[Task details] In the data that follows, find each line containing "here" and copy it.

----- Extracted material

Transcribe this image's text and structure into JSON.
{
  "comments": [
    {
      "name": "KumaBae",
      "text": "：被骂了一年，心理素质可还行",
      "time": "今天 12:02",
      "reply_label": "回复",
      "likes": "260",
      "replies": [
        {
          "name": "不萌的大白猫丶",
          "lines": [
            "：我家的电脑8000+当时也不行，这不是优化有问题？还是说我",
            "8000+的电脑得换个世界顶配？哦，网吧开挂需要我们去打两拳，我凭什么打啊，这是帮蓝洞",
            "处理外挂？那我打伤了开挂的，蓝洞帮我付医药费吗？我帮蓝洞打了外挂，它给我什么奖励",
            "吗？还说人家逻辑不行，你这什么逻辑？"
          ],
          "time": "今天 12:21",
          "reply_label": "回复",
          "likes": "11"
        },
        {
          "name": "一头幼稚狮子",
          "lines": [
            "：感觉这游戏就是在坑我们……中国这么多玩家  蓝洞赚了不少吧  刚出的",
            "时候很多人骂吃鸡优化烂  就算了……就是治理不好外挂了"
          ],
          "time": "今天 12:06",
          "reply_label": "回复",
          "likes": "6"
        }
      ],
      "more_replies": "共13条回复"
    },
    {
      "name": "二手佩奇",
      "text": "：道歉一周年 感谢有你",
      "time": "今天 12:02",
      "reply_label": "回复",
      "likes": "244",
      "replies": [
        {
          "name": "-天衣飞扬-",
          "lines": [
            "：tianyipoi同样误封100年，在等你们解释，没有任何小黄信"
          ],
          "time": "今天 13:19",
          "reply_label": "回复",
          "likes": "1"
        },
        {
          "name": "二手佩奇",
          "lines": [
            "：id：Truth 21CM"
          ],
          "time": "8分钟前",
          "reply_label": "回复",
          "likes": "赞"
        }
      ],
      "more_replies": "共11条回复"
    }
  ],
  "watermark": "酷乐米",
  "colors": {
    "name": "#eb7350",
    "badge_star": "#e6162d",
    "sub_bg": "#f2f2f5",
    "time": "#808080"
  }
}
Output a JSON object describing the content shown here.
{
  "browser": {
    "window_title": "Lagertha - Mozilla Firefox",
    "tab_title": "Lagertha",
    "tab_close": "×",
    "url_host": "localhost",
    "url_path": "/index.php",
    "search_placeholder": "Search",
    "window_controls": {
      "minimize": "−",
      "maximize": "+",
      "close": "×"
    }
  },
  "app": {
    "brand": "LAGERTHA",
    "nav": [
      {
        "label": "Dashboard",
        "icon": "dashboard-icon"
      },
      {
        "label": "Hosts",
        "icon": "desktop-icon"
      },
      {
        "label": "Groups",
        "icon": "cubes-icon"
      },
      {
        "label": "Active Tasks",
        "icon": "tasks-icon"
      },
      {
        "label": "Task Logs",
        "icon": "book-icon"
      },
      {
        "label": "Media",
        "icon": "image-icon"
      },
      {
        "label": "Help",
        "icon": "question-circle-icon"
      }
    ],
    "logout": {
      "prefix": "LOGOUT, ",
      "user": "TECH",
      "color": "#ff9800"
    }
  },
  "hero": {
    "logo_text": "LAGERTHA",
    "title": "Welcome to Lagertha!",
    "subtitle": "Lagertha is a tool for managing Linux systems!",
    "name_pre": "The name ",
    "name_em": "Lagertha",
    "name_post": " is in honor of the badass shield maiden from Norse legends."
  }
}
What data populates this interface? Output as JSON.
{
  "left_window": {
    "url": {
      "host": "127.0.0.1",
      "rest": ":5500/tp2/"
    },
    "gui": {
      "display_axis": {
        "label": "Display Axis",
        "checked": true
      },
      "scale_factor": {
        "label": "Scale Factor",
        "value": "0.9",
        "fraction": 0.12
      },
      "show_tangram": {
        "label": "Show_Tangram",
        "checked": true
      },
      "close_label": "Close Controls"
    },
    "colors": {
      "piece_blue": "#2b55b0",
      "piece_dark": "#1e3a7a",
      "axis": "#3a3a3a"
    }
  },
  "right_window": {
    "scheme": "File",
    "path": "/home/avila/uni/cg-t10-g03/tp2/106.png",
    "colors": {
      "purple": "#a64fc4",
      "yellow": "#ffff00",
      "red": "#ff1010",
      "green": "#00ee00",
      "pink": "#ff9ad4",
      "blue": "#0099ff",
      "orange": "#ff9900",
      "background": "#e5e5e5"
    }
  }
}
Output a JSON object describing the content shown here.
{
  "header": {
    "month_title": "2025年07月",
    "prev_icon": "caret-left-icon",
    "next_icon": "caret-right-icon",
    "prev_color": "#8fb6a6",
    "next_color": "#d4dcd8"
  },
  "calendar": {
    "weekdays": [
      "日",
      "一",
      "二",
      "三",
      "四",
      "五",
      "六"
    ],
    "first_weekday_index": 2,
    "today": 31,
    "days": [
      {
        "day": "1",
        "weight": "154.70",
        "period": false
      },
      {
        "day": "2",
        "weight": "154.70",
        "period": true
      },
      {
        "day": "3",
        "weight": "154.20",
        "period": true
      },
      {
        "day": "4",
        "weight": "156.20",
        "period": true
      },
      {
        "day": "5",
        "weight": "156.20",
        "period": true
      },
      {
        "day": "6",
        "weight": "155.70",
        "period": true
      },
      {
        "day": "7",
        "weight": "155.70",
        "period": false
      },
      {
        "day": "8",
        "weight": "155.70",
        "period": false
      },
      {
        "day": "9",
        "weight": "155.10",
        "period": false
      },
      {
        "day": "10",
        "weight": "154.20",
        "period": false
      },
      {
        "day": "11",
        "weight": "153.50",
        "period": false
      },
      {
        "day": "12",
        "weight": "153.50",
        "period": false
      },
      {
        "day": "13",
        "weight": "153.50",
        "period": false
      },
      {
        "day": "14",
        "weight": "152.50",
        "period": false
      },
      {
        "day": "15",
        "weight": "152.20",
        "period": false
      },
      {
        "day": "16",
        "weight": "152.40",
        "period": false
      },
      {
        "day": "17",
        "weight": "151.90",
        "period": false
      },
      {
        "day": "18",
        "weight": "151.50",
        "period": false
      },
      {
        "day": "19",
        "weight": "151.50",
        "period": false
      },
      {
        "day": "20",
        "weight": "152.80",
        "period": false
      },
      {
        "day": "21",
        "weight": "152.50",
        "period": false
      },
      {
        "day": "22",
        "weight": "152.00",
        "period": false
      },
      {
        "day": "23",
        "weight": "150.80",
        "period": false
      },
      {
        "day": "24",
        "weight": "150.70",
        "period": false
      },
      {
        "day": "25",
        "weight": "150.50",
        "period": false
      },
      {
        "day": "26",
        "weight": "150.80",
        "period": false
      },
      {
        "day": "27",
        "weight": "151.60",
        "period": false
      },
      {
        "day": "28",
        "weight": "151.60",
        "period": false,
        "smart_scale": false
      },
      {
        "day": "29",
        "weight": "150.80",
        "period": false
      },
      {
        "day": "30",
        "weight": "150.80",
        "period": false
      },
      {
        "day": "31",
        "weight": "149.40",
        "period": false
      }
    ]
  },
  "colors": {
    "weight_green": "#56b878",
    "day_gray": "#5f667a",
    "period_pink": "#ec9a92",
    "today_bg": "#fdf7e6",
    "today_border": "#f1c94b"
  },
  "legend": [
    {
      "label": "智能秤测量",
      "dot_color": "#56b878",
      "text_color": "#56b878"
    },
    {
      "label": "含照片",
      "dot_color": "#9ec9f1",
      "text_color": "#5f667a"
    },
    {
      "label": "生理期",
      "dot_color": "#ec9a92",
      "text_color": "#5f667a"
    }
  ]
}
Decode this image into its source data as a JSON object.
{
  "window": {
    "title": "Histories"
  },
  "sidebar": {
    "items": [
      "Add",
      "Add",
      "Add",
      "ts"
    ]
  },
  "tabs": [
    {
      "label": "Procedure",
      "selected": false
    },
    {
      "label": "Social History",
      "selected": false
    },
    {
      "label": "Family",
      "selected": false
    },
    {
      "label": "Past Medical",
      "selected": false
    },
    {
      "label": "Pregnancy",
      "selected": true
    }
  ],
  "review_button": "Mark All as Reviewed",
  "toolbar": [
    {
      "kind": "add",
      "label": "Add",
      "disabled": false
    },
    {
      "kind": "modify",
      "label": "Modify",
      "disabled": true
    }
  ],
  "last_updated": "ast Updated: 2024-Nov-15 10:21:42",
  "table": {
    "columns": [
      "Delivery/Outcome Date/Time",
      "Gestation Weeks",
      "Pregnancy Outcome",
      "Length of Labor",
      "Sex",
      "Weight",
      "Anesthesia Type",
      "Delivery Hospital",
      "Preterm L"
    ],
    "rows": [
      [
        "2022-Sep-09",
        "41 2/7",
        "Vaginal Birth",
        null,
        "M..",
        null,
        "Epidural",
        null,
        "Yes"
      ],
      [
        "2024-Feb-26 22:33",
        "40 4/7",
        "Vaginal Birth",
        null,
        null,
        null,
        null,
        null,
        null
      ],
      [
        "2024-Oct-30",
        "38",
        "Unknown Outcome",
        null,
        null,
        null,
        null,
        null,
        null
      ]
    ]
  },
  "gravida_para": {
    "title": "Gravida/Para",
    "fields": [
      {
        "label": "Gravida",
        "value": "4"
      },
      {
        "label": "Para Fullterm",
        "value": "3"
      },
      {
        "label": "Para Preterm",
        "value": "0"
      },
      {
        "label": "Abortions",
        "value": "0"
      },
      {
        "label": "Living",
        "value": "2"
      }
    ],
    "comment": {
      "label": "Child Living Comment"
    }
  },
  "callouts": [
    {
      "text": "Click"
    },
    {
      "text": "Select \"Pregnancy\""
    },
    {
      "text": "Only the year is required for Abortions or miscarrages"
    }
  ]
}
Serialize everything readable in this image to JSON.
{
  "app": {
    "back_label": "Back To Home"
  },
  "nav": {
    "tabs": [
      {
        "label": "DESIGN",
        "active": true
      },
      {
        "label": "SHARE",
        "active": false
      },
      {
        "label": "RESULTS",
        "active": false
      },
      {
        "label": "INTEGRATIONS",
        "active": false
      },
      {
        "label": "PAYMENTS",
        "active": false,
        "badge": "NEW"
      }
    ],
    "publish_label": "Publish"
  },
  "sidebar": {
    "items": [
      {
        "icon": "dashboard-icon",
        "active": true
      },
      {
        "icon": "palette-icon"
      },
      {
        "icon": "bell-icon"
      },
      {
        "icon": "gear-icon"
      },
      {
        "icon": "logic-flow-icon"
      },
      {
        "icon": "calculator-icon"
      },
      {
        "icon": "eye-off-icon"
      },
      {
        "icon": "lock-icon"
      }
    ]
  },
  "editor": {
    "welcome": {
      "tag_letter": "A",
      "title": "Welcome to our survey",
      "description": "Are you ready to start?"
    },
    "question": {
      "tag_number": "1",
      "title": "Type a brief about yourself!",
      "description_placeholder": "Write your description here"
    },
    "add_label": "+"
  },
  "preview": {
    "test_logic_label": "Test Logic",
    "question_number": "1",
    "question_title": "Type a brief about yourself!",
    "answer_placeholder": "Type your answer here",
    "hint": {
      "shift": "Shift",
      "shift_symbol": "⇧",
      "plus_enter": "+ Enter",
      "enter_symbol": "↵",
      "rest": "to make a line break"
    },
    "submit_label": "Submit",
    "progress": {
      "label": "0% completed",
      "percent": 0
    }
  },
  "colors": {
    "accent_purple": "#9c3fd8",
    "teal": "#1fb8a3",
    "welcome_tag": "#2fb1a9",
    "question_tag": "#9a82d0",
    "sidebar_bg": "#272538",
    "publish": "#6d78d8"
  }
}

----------

[Your response]
Output a JSON object describing the content shown here.
Output a JSON object describing the content shown here.
      "description_placeholder": "Write your description here"
    "answer_placeholder": "Type your answer here",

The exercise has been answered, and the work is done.